Work order: Repeat the full listing below verbatim and keep the images out.

Record extracts:

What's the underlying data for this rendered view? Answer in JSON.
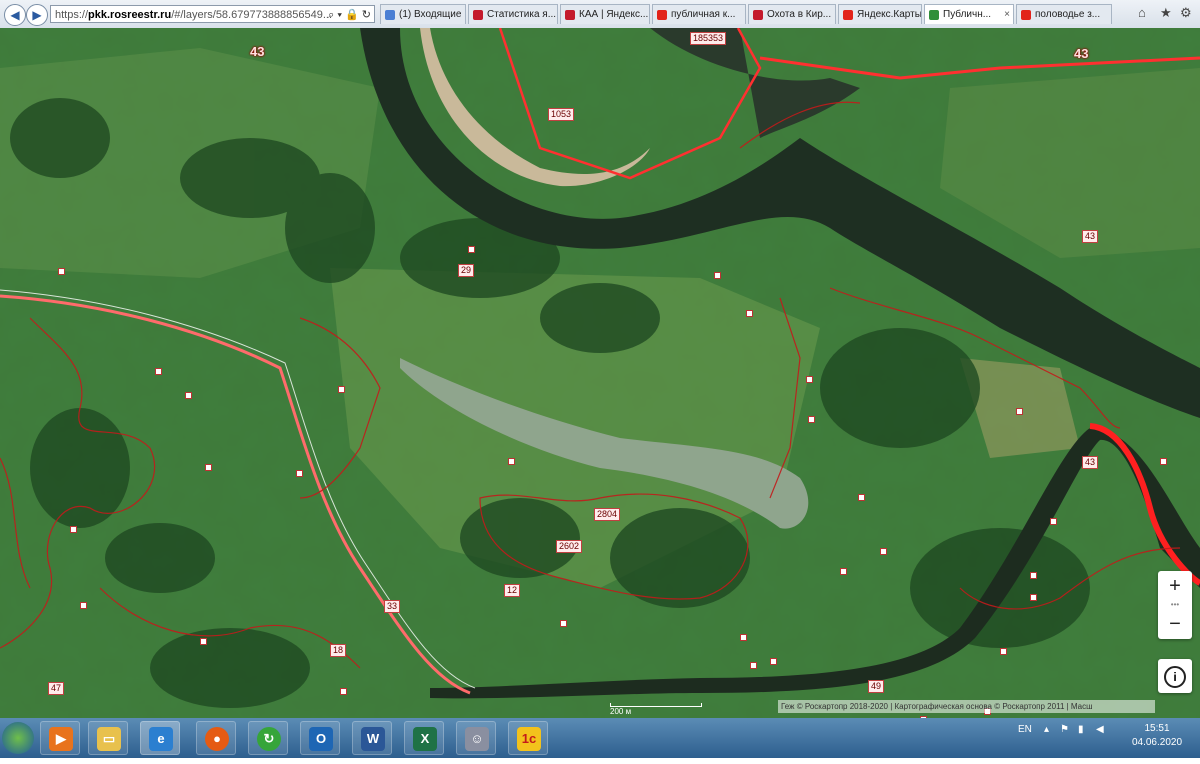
{
  "browser": {
    "url_prefix": "https://",
    "url_domain": "pkk.rosreestr.ru",
    "url_rest": "/#/layers/58.679773888856549...",
    "tabs": [
      {
        "title": "(1) Входящие",
        "color": "#4a7fd4"
      },
      {
        "title": "Статистика я...",
        "color": "#c41a2c"
      },
      {
        "title": "КАА | Яндекс...",
        "color": "#c41a2c"
      },
      {
        "title": "публичная к...",
        "color": "#e2231a"
      },
      {
        "title": "Охота в Кир...",
        "color": "#c41a2c"
      },
      {
        "title": "Яндекс.Карты",
        "color": "#e2231a"
      },
      {
        "title": "Публичн...",
        "color": "#2f8f3a",
        "active": true
      },
      {
        "title": "половодье з...",
        "color": "#e2231a"
      }
    ]
  },
  "map": {
    "parcel_labels": [
      {
        "text": "43",
        "big": true
      },
      {
        "text": "185353"
      },
      {
        "text": "43",
        "big": true
      },
      {
        "text": "1053"
      },
      {
        "text": "43"
      },
      {
        "text": "43"
      },
      {
        "text": "12"
      },
      {
        "text": "2804"
      },
      {
        "text": "2602"
      },
      {
        "text": "33"
      },
      {
        "text": "18"
      },
      {
        "text": "47"
      },
      {
        "text": "49"
      },
      {
        "text": "29"
      }
    ],
    "scale_label": "200 м",
    "attribution": "Геж © Роскартопр 2018-2020 | Картографическая основа © Роскартопр 2011 | Масш"
  },
  "controls": {
    "zoom_in": "+",
    "zoom_dots": "•••",
    "zoom_out": "−",
    "info": "i"
  },
  "taskbar": {
    "lang": "EN",
    "time": "15:51",
    "date": "04.06.2020"
  }
}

Output of the task:
What's the underlying data for this rendered view? Answer in JSON.
{
  "browser": {
    "url_prefix": "https://",
    "url_domain": "pkk.rosreestr.ru",
    "url_rest": "/#/layers/58.679773888856549...",
    "tabs": [
      {
        "title": "(1) Входящие",
        "color": "#4a7fd4"
      },
      {
        "title": "Статистика я...",
        "color": "#c41a2c"
      },
      {
        "title": "КАА | Яндекс...",
        "color": "#c41a2c"
      },
      {
        "title": "публичная к...",
        "color": "#e2231a"
      },
      {
        "title": "Охота в Кир...",
        "color": "#c41a2c"
      },
      {
        "title": "Яндекс.Карты",
        "color": "#e2231a"
      },
      {
        "title": "Публичн...",
        "color": "#2f8f3a",
        "active": true
      },
      {
        "title": "половодье з...",
        "color": "#e2231a"
      }
    ]
  },
  "map": {
    "parcel_labels": [
      {
        "text": "43",
        "big": true
      },
      {
        "text": "185353"
      },
      {
        "text": "43",
        "big": true
      },
      {
        "text": "1053"
      },
      {
        "text": "43"
      },
      {
        "text": "43"
      },
      {
        "text": "12"
      },
      {
        "text": "2804"
      },
      {
        "text": "2602"
      },
      {
        "text": "33"
      },
      {
        "text": "18"
      },
      {
        "text": "47"
      },
      {
        "text": "49"
      },
      {
        "text": "29"
      }
    ],
    "scale_label": "200 м",
    "attribution": "Геж © Роскартопр 2018-2020 | Картографическая основа © Роскартопр 2011 | Масш"
  },
  "controls": {
    "zoom_in": "+",
    "zoom_dots": "•••",
    "zoom_out": "−",
    "info": "i"
  },
  "taskbar": {
    "lang": "EN",
    "time": "15:51",
    "date": "04.06.2020"
  }
}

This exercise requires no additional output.